The Microanatomy thread is the study of cells, tissues, organs and organ systems at the light microscope and electron microscope levels. One of the recurring themes of the thread is that structure reflects function. This is expressed at the cellular level in the morphology, abundance and intracellular location of the organelles and is the focus of the thread in the Molecules to Organs course as students are exposed to cells and tissues as building blocks of organs and organ systems. As students learn about tissue types, organs and organ systems in the Human Structure and Function courses, microanatomy helps to conceptually link the molecular events discussed in Biochemistry to the macroscopic structure studied in Gross Anatomy and the functional processes studied in Physiology. The skills that students learn in terms of pattern recognition and identification of normal structure are applied via clinical application exercises in TBL as a preview for the Pathology thread that follows.
Medical Neuroscience Thread
Thread Directors: Drs. Francis Sessler and Jed Shumsky
The Neuroscience thread provides extensive information regarding structure and function relationships in the central nervous system. It also provides introductory information on neurophysiology, cellular neuroscience and systems neuroscience topics. It teaches the structure and function of the central nervous system and peripheral nervous system with an emphasis on clinical relevance. It teaches students to identify symptoms associated with injury, stroke or common disease entities in the central and peripheral nervous system. It teaches students to identify common neurological problems to provide the necessary background for behavioral science, pharmacology and pathology.
Gross Anatomy Senior Elective
Course Director: Dr. Dennis DePace
The course is offered in several two-week blocks during the senior year of the curriculum. Check the clerkship website for specific times and regions of dissection. Students participate in the teaching of Gross Anatomy labs, assist with administration of practical exams for the first-year students where appropriate, complete an assigned dissection and write a review paper about a specific topic related to the student’s clinical interests but with a focus on anatomy. Students are evaluated on the quality of their dissection, final paper and participation in the required activities of the rotation. Learn more about the Gross Anatomy senior elective.
Neuroscience Senior Elective
Course Directors: Drs. Francis Sessler and Jed Shumsky
The course runs concurrently with Human Structure and Function 1 (HSF1) from September to October. It provides a review of medical neurosciences for seniors considering training in neurology, neurosurgery and related areas.

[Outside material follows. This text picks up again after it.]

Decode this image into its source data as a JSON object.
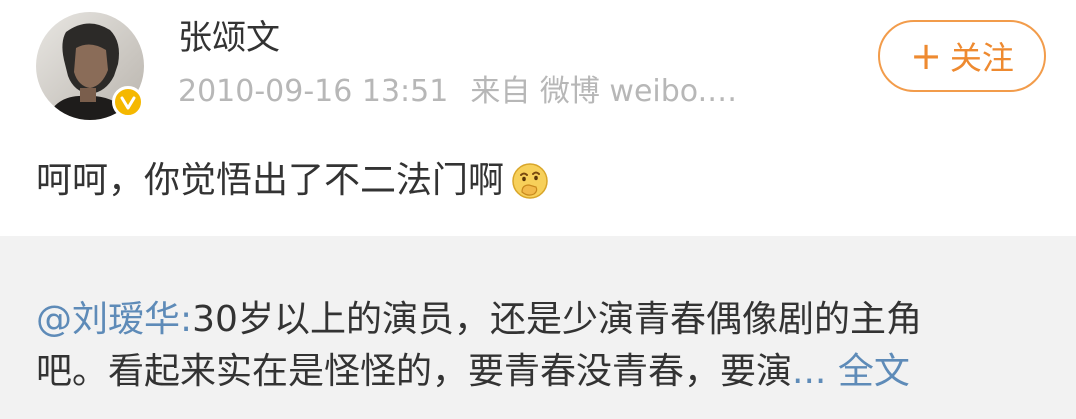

Students participate in the teaching of neuroscience labs, write a review paper about a specific topic in neuroscience, research the pros and cons of a treatment, work on a tutorial, and present their work to a panel of faculty. Learn more about the Neuroscience senior elective
Back to Top